Note: To avoid infections, use a top to bottom motion when cleaning the genital area – especially when the baby is a girl. Also, change cotton or gauze frequently.

Step 6

Remove the soiled diaper underneath the baby and replace it with a new one. Some suggest placing the new diaper underneath the baby even before you unfasten and clean the baby. But it does not really work for me. You can try it if you want. Tell me how it goes.

Note: place the soiled diaper away from your baby’s reach. I’ve had numerous incidences I don’t wish to share. Suffice to say, they were not pretty.

Step 7

Before securing the new diaper, make sure your baby is dry. Also, this is the time to put on anti-rash cream, ointments or petroleum jelly or whatever your doctor recommends. Once done, fasten the straps of the new diaper.

Note: Make sure that the diaper is not too tight or too loose. Also, the right size of diaper should always be used. Lastly, the weight recommendation on the diaper’s label is just a guide. There are times when you need to experiment on the best size for your baby.

Step 8

Sanitize your hands before picking up your baby. It is essential that you keep your hands and surroundings clean.

Congratulations, you just changed your baby’s diaper. Now, get ready to do this 6 to 8 times a day. Don’t worry, as your child grows, the need to change diapers becomes less frequent.

 Tips for Dads
  • Change the baby’s diaper frequently. Some diapers are more absorbent that others. Moreover, some can last longer and keep your baby dry. In spite of the advertised claim of the diaper brand don’t max out the capacity of the diaper.
  • You don’t need to wait for your baby to poop before changing diapers. Of course it is more economical if you do that, but prolonged used of urine-drenched diaper is not good.
  • Know the schedule of your baby so you can anticipate diaper changes.
  • Have a toy ready for your child to play with while changing diapers. A mobile or some other toy can redirect the baby’s attention.
  • Be quick but thorough. The faster you get the poop off your baby, the better.
  • Stock pile diapers at home. New born babies need more changing than older babies.
  • Check the diaper often.
  • Choose quality diapers. Some diapers leak because of poor material. Others have loose fibers that can cause infections.
  • Always have extra plastic bags to place your used diapers when you go out.
  • Dispose used diapers properly.

Diaper changing is bonding time with your baby. Of course, the poop can be a turn off but spending quality time knows no limitations.
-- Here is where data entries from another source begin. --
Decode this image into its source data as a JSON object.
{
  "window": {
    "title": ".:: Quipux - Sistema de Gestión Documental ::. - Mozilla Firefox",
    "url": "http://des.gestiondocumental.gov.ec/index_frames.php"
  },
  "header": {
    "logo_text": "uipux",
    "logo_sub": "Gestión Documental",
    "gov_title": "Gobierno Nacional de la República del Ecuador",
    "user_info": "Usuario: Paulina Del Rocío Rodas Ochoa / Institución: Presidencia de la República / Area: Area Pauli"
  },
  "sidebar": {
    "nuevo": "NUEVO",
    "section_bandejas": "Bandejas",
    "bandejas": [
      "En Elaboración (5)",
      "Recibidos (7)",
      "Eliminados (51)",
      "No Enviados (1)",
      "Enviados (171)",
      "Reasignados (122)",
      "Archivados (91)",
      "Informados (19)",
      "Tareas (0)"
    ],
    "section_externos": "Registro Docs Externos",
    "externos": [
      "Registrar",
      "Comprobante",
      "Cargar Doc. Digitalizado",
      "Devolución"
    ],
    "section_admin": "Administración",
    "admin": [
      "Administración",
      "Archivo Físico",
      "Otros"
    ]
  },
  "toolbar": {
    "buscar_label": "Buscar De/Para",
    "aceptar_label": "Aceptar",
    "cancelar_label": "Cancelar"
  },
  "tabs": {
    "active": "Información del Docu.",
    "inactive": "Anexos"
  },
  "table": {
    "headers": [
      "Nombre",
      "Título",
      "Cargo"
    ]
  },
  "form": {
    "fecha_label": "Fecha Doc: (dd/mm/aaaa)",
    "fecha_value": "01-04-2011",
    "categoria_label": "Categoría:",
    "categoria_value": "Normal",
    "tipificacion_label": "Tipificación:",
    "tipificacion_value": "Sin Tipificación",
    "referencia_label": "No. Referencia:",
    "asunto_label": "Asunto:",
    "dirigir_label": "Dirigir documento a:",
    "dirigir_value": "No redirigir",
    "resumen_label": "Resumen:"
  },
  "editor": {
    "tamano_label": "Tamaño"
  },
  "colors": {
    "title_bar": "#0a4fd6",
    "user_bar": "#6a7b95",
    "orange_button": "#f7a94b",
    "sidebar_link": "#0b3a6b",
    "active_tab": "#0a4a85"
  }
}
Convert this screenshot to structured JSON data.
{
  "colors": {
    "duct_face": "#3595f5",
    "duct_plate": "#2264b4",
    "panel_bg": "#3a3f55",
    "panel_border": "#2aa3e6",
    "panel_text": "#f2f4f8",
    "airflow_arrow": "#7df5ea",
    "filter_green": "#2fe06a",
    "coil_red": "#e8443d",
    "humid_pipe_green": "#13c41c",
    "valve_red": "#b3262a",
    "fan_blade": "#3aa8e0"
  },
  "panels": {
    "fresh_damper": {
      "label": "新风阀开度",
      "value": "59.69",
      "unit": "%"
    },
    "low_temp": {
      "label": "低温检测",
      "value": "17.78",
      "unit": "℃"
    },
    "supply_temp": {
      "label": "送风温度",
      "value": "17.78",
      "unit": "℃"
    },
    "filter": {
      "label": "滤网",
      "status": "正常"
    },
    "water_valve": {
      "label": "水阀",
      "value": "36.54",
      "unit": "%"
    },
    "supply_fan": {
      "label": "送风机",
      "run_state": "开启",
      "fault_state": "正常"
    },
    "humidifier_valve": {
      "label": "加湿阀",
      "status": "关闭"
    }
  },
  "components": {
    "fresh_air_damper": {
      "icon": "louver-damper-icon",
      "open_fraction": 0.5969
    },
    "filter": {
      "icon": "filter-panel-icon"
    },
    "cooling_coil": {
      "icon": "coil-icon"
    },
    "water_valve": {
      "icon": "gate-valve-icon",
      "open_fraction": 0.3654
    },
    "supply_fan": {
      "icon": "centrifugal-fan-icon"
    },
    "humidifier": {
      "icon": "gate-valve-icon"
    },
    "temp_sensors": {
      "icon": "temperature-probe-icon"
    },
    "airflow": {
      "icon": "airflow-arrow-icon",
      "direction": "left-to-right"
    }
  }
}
Perhaps the first few tries will still make you squeamish. However, as you change more nappies, the easier it becomes. Likewise, you will find your own technique and the best way for you to accomplish this.

I’ve done it and I’m sure all dads out there can do it as well. It’s one activity every dad should experience. When you experience changing your baby’s nappies, you’ll never look at baby poop the same way again.